=== Begin Enclosure ===
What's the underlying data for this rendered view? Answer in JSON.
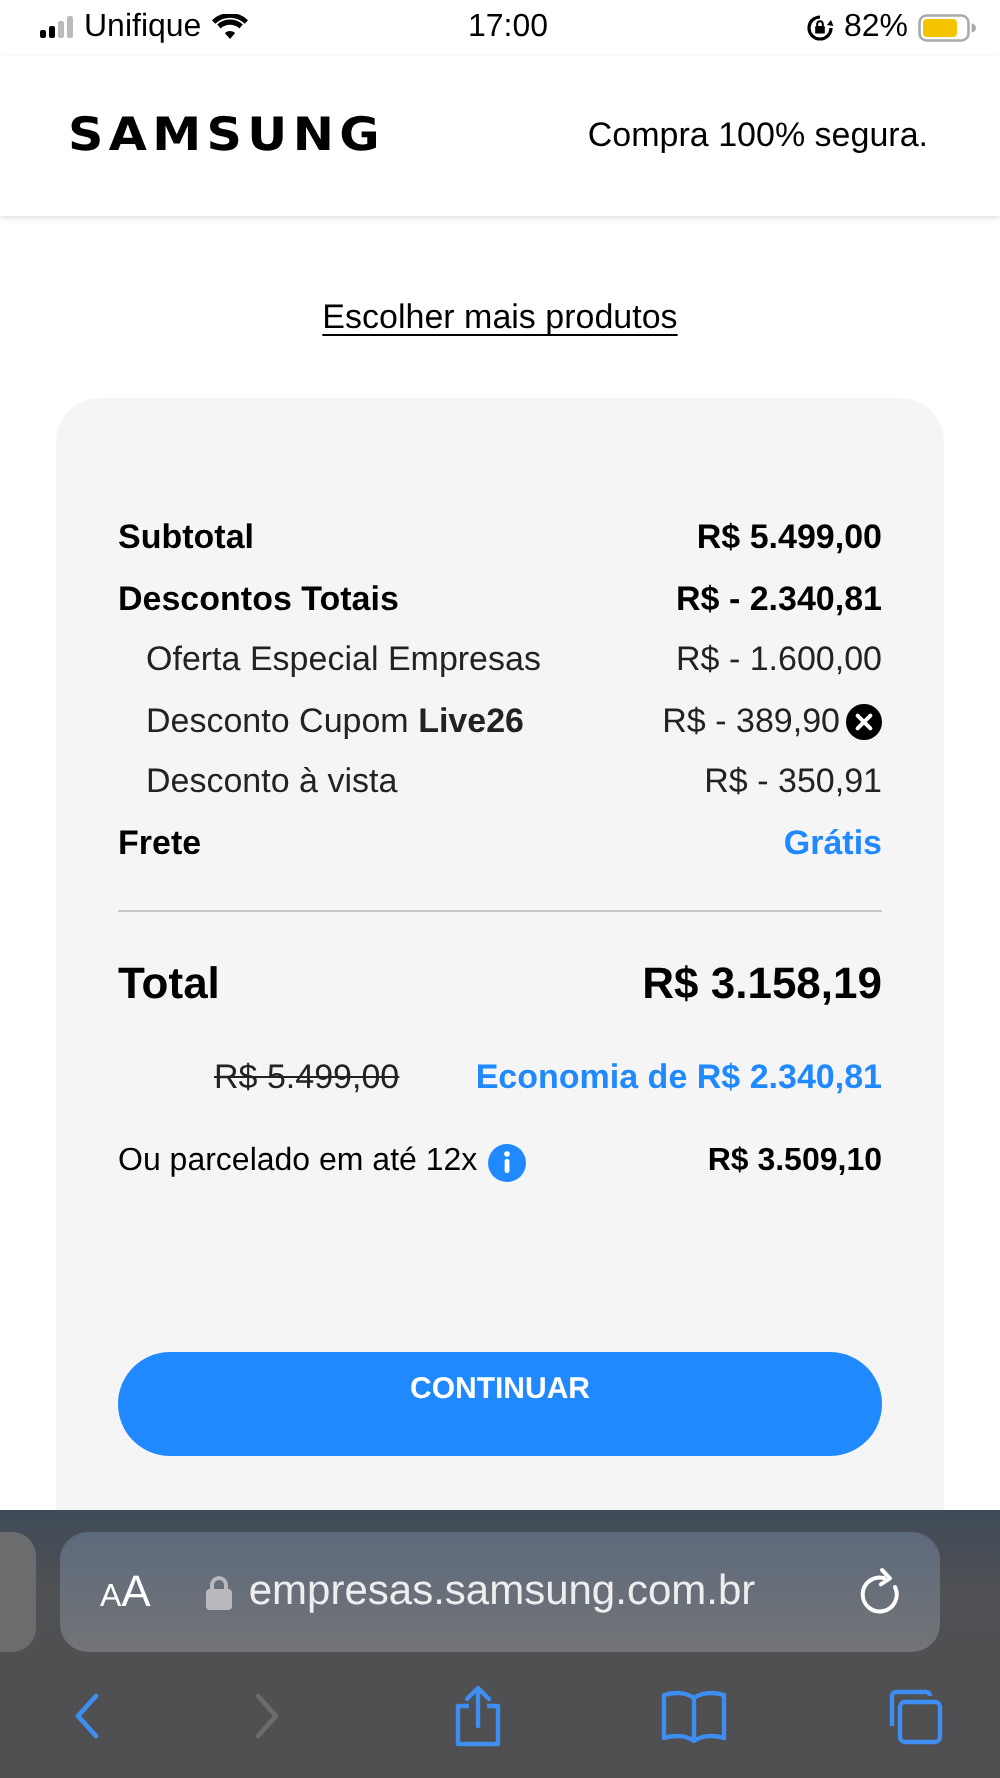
{
  "status_bar": {
    "carrier": "Unifique",
    "time": "17:00",
    "battery": "82%"
  },
  "header": {
    "logo": "SAMSUNG",
    "tagline": "Compra 100% segura."
  },
  "link": "Escolher mais produtos",
  "summary": {
    "rows": [
      {
        "kind": "main",
        "label": "Subtotal",
        "value": "R$ 5.499,00",
        "removable": false
      },
      {
        "kind": "main",
        "label": "Descontos Totais",
        "value": "R$ - 2.340,81",
        "removable": false
      },
      {
        "kind": "sub",
        "label": "Oferta Especial Empresas",
        "value": "R$ - 1.600,00",
        "removable": false
      },
      {
        "kind": "sub",
        "label": "Desconto Cupom **Live26**",
        "value": "R$ - 389,90",
        "removable": true
      },
      {
        "kind": "sub",
        "label": "Desconto à vista",
        "value": "R$ - 350,91",
        "removable": false
      },
      {
        "kind": "shipping",
        "label": "Frete",
        "value": "Grátis",
        "removable": false
      }
    ],
    "total": {
      "label": "Total",
      "value": "R$ 3.158,19"
    },
    "old_price": "R$ 5.499,00",
    "savings": "Economia de R$ 2.340,81",
    "installments": {
      "label": "Ou parcelado em até 12x",
      "value": "R$ 3.509,10"
    },
    "button": "CONTINUAR"
  },
  "browser": {
    "text_size": "AA",
    "url": "empresas.samsung.com.br",
    "nav": [
      {
        "kind": "back",
        "disabled": false
      },
      {
        "kind": "forward",
        "disabled": true
      }
    ]
  }
}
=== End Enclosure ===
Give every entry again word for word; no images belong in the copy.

Reply:
What's the underlying data for this rendered view? Answer in JSON.
{
  "status_bar": {
    "carrier": "Unifique",
    "time": "17:00",
    "battery": "82%"
  },
  "header": {
    "logo": "SAMSUNG",
    "tagline": "Compra 100% segura."
  },
  "link": "Escolher mais produtos",
  "summary": {
    "rows": [
      {
        "kind": "main",
        "label": "Subtotal",
        "value": "R$ 5.499,00",
        "removable": false
      },
      {
        "kind": "main",
        "label": "Descontos Totais",
        "value": "R$ - 2.340,81",
        "removable": false
      },
      {
        "kind": "sub",
        "label": "Oferta Especial Empresas",
        "value": "R$ - 1.600,00",
        "removable": false
      },
      {
        "kind": "sub",
        "label": "Desconto Cupom **Live26**",
        "value": "R$ - 389,90",
        "removable": true
      },
      {
        "kind": "sub",
        "label": "Desconto à vista",
        "value": "R$ - 350,91",
        "removable": false
      },
      {
        "kind": "shipping",
        "label": "Frete",
        "value": "Grátis",
        "removable": false
      }
    ],
    "total": {
      "label": "Total",
      "value": "R$ 3.158,19"
    },
    "old_price": "R$ 5.499,00",
    "savings": "Economia de R$ 2.340,81",
    "installments": {
      "label": "Ou parcelado em até 12x",
      "value": "R$ 3.509,10"
    },
    "button": "CONTINUAR"
  },
  "browser": {
    "text_size": "AA",
    "url": "empresas.samsung.com.br",
    "nav": [
      {
        "kind": "back",
        "disabled": false
      },
      {
        "kind": "forward",
        "disabled": true
      }
    ]
  }
}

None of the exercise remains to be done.